The first chapter of an Elmore Leonard novel often seems disjointed and out of sync with everything going on. It doesn’t always have to do with the main plot and it feels more like straight narration. The opening chapter is often essential in establishing the main character for Leonard’s narrative, though sometimes that isn’t always the case (see Rum Punch and Killshot).

In Leonard’s 1977 caper, he introduces us to Detroit process server Jack Ryan (no, not that Jack Ryan), who was in the 1969 crime novel The Big Bounce. The previous novel is not required reading, though recommended. In fifteen short pages, he fleshes out the character’s personality, his past, and even offers a few vignettes that run from sad to funny and, in one case involving a doctor, both.

The opening chapter technique is something he has repeated in numerous novels including Get Shorty, Tishomingo Blues, The Hot Kid and many more.

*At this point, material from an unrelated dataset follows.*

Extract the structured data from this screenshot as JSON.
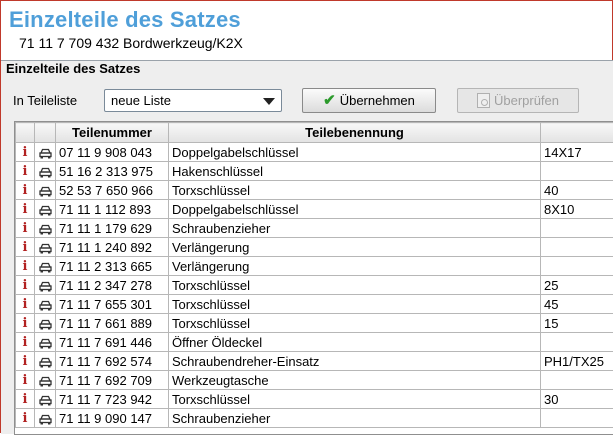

How is the rest of the novel? Very good. Ryan is a more sympathetic hero than in the previous 1970’s crime novels. Stick and Harry Mitchell aren’t bad guys, but they aren’t terribly sympathetic, either. They’re made good by the characters they associate themselves with. Ryan is flawed, but he looks really good compared to the cast he surrounds himself with. None is worse than Raymond Gidre, a racist sociopath with a few memorable scenes where his penchant for murder hits home. Even the guy Ryan is looking for at the start of the book, Robert Leary, has a few murders on his sheet.

The story doesn’t always hit dead center, but the pace is very strong and it was clear, even then, that Elmore Leonard was going to be something special in the crime genre. He had the dialogue skills of George V. Higgins and a lot more skill at prose. If you need proof, just read that opening chapter and find yourself being sucked into a world that seems long and forgotten.

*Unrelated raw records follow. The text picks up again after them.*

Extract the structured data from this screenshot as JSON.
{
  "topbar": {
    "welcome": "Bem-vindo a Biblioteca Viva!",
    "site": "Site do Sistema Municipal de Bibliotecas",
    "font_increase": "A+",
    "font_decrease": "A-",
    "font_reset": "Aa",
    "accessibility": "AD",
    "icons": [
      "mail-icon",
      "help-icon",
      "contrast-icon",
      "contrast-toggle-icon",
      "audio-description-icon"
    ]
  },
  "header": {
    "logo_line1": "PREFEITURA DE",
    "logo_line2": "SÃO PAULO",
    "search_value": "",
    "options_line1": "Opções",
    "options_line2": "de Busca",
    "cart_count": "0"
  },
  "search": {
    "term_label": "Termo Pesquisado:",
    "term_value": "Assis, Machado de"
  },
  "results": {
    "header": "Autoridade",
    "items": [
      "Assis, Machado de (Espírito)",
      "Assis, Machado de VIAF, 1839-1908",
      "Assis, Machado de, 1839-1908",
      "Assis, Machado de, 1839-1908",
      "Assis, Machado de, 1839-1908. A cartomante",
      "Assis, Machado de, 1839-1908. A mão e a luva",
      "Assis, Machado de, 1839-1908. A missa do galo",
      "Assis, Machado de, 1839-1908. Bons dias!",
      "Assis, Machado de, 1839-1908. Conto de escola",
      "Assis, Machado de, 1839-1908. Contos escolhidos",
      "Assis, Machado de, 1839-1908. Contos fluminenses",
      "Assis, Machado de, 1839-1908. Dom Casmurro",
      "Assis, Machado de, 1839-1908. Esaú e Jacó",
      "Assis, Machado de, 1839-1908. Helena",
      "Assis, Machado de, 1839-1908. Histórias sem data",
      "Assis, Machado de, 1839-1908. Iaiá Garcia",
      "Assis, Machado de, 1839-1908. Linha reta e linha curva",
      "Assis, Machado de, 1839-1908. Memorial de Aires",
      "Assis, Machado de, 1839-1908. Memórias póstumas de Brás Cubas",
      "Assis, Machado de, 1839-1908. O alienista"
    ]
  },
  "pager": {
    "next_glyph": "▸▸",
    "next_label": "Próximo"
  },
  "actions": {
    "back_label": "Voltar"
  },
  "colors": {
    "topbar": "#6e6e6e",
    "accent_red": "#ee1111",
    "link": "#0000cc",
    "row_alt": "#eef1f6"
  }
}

Fun fact: Jack Ryan is mentioned by name in the previous Elmore Leonard novel, Swag, by Sportree, the main antagonist of that novel. I suppose that name-check is what inspired Leonard, though it is also possible he might have been working on both at the same time.

Sunday, February 5, 2012

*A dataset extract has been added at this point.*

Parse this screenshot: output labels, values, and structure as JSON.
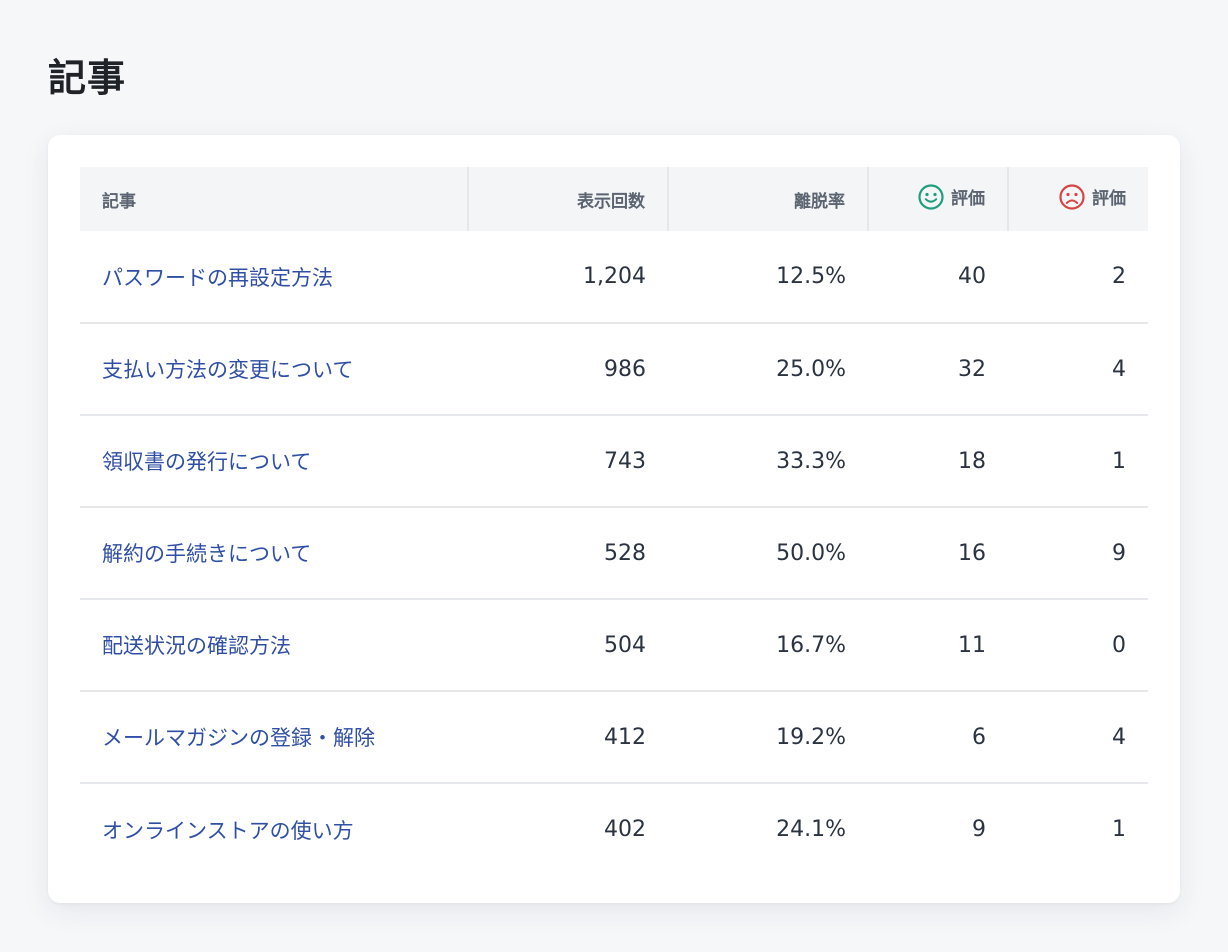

The top 10 Elmore Leonard books overview

It is impossible to overstate the influence Elmore Leonard has had on me and many other crime novelists in this game. He's been writing for sixty years, starting in Westerns, and then moving on to the crime genre in the late sixties when the Western genre pretty much keeled over and died in fiction. His dialogue and prose are virtually unmatched. Authors like Hemingway, James M. Cain, Raymond Chandler, Richard Bissell and George V. Higgins, in particular, helped shape his voice, but he has proven over the years that he is not an imitator. He follows his own path and the authors who have followed in his footsteps now they are looking up at him. Authors like George Pelecanos, Dennis Lehane, Richard Price, Michael Connelly, and James Ellroy have all been influenced in some way by his work and have made their own names with their work, but to a degree their paths wouldn't be possible without Leonard's.

I started looking for a list of the best Elmore's, but I had a hard time finding one. There are a number of camps for what they believe to be his best era and they are quite passionate in their own way. Some prefer the gritty 70's stories in Detroit, some prefer his Miami era during the early 1980's, some like his more humorous side in the 1990's, and there are even a few, I bet, that like his diverse setting pattern in the 2000's to the present. You even have a few die-hards who love his Westerns best. He has definitely done good work in all the eras, so starting tomorrow I'll be counting down 10-1 his best novels, one a week, and the final one will coincide with the season 3 finale of Justified.

What's the criteria? Nothing major. Great writing, great characters, and elements that make me want to read it again. I don't expect this to be the definitive list, but if nothing else it'll be a fun rip through some of the best novels written by the greatest crime novelist ever. I'll throw in some critical analysis and favorite scenes and favorite character and what have you.

So get ready for some fun. I know I'll be.